After analyzing the data, they found that people who had been lifelong athletes had less sarcopenic obesity than those who only engaged in recreational activities.

However, even older athletes had some increase in fat mass compared to younger people, causing the researchers to conclude that exercise cannot completely mitigate the effects of aging on fat and muscle mass.

Simon Walker, PhD, the lead author of the study, said in a press release that these findings “absolutely” motivate him to continue running.

“I’d certainly be happy with a fat percentage of 16–18% when I’m in my 70s and 80s,” he remarked.

According to Kelsey Costa, MS, RDN, a registered dietitian nutritionist and founder of Dietitian Insights, although running is great for overall health, it impacts weight loss less than people might expect.

Costa said this is due to the body’s adaptive mechanisms.

“After an initial decrease in fat mass from commencing a regular exercise regimen,” she said, “the body instinctively adjusts by reducing its basal metabolic rate — the energy expenditure for vital cellular functions and systemic processes — to conserve energy and sustain fat reserves.”

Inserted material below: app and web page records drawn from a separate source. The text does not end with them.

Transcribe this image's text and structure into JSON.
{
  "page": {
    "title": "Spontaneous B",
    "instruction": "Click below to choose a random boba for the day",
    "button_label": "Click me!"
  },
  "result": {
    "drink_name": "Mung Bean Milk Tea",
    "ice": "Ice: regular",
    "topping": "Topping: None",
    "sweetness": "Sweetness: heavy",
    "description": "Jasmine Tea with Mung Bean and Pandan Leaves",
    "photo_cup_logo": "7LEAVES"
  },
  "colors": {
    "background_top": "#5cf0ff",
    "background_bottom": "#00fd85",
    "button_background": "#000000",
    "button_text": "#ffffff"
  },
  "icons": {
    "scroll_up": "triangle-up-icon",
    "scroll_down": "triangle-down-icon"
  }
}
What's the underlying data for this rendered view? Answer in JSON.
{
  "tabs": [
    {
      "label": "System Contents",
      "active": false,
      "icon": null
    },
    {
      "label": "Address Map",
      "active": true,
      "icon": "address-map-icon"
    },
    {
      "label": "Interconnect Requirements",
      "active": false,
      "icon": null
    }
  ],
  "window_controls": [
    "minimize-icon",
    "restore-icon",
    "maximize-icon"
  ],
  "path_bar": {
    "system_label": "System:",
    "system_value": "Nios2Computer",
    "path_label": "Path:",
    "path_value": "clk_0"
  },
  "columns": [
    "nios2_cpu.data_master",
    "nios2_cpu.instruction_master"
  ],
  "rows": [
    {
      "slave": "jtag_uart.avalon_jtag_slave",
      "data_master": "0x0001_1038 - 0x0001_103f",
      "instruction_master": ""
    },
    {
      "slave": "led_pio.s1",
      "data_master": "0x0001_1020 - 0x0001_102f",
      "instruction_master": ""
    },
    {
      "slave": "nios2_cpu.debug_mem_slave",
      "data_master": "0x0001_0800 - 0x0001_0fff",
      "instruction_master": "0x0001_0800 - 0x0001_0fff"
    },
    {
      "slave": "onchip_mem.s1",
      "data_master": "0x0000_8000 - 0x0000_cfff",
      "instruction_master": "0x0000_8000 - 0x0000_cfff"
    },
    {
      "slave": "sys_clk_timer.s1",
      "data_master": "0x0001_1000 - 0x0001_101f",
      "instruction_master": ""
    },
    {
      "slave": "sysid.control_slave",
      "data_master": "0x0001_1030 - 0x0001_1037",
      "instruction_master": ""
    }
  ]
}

Costa went on to explain that the hypothalamus, which regulates metabolism, sets an energy expenditure target and counters any excess energy use — such as what occurs during running — by curtailing energy consumption elsewhere.

“This physiological safeguard is an evolutionary response designed to avert starvation,” she noted, “a testament to the complexity of weight management and the body’s instinct to maintain homeostasis.”

Costa added that preventing weight gain is the best way to maintain a healthy body composition.

However, there are effective strategies for losing fat while simultaneously increasing lean mass.

Ari Jonisch, MD — who is the President of Main Street Radiology as well as Chief-of-Service at New York-Presbyterian/Queens — said that for effective weight loss, a combination of diet and exercise is best.

“Regular physical activity like running is important for overall health, but dietary choices are key for creating the necessary calorie deficit,” he stated. “A balanced diet focusing on whole foods, lean proteins, fruits, vegetables, and complex carbohydrates is recommended.”

Jonisch also advises adding strength training to your routine. This can help build muscle mass, boost metabolism, and aid in weight loss.

“In summary, while running has numerous health benefits and can certainly be part of a weight management strategy, it may not be the sole solution for achieving significant weight loss,” he concluded. “A comprehensive approach that combines regular exercise with a nutritious diet is key for long-term success in weight management.”

A new study has found that contrary to what many may think, running is not a good way to lose weight.

Our bodies tend to compensate for increased activity by slowing our metabolism as a protective measure against starvation.

However, the study did find that people who continued to run throughout their lifetimes were able to avoid some of the changes in body composition — increased fat mass and decreased muscle mass — that we tend to experience as we age.

Experts say if you want to improve your body composition, combining exercise with a balanced diet is necessary.